I'm getting a new computer soon, so I'm using that as motivation to try to upload all of my documents to Google Documents and not purchase a new license of Microsoft Office. Recently Google added the ability to upload any file type to Google Docs. So in addition to all the Microsoft Word and Excel documents I have, I can also upload assorted image and sound files, and even zip files and executables.
There are some big advantages to storing your documents "in the cloud" instead of on your computer.
1. You can access them from any computer with an Internet connection, anywhere. Not to mention any capable phone.
2. You don't have to worry about losing documents if your computer crashes and you haven't made a recent backup
3. Google Documents is free, so you can avoid buying a Microsoft Office license.
Some people worry about being able to access your documents if Google goes down, but I consider that less likely than my own computer going down.
Still, there are some definite disadvantages:
1. You need an Internet connection to view your documents. This isn't usually a problem unless you're trying to work outside or in some restaurant without wireless.
2. Privacy - Google technically does have access to the contents of your documents, if that bothers you
3. Google Documents lacks many features of Microsoft Office
So the first two disadvantages I listed aren't that big of a deal to me, but the more I've used Google Docs, the more I've missed a few key features found in Office.
First off, although Google Documents has its own revision tracking for changes made withing Google Docs, it did not successfully import Microsoft Word's revision tracking last time I tried it. This can be a real problem if you are sent a Word document with revision tracking as you'll have no way to view it. I've read that Open Office can interpret Word's revision tracking though. So if that comes up again, I'll plan to install Open Office just for the sake of reading the revisions.
Second, when typing a regular document, Google Docs does not give you any indication of where the page breaks will be. So let's say you're typing a letter and you want it to fit on one page, there's no way to tell when you've reached a full page while you're typing.

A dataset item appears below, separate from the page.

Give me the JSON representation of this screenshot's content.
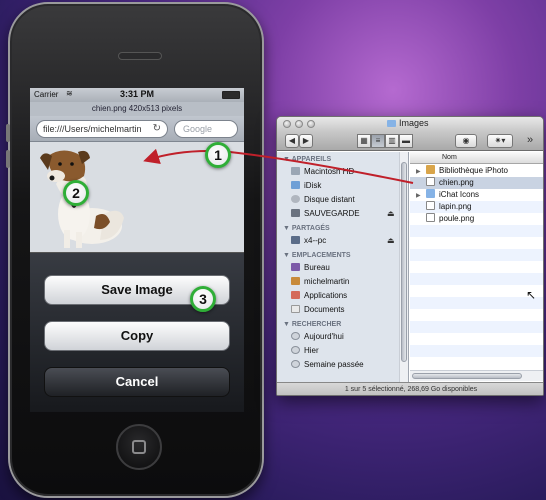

The only thing you can do is use Print Preview, which will convert your document to a PDF to show you how it will print. This gets pretty annoying when you're trying to trim out words and lines to see if it gets down to one page and have to keep going to Print Preview over and over. Apparently I'm not the only one bothered by this.
And the third issue I've found is that the charts in Google spreadsheets are not as robust as the charts in Excel. I've always been pretty impressed with how easy it is to create an Excel chart, and customize it. The first time I made a chart in Google Docs, it took me some time to figure out how to get both the data and labels on there. It seems that the columns have to be adjacent, so I had to make a dummy column of labels. And at least for the pie charts, there weren't as many options for how to label them. But Google's do have a clickable "pop-out" functionality that's pretty nice.
If you've already made the switch from Microsoft to Google for your documents, let me know how it went! Thanks!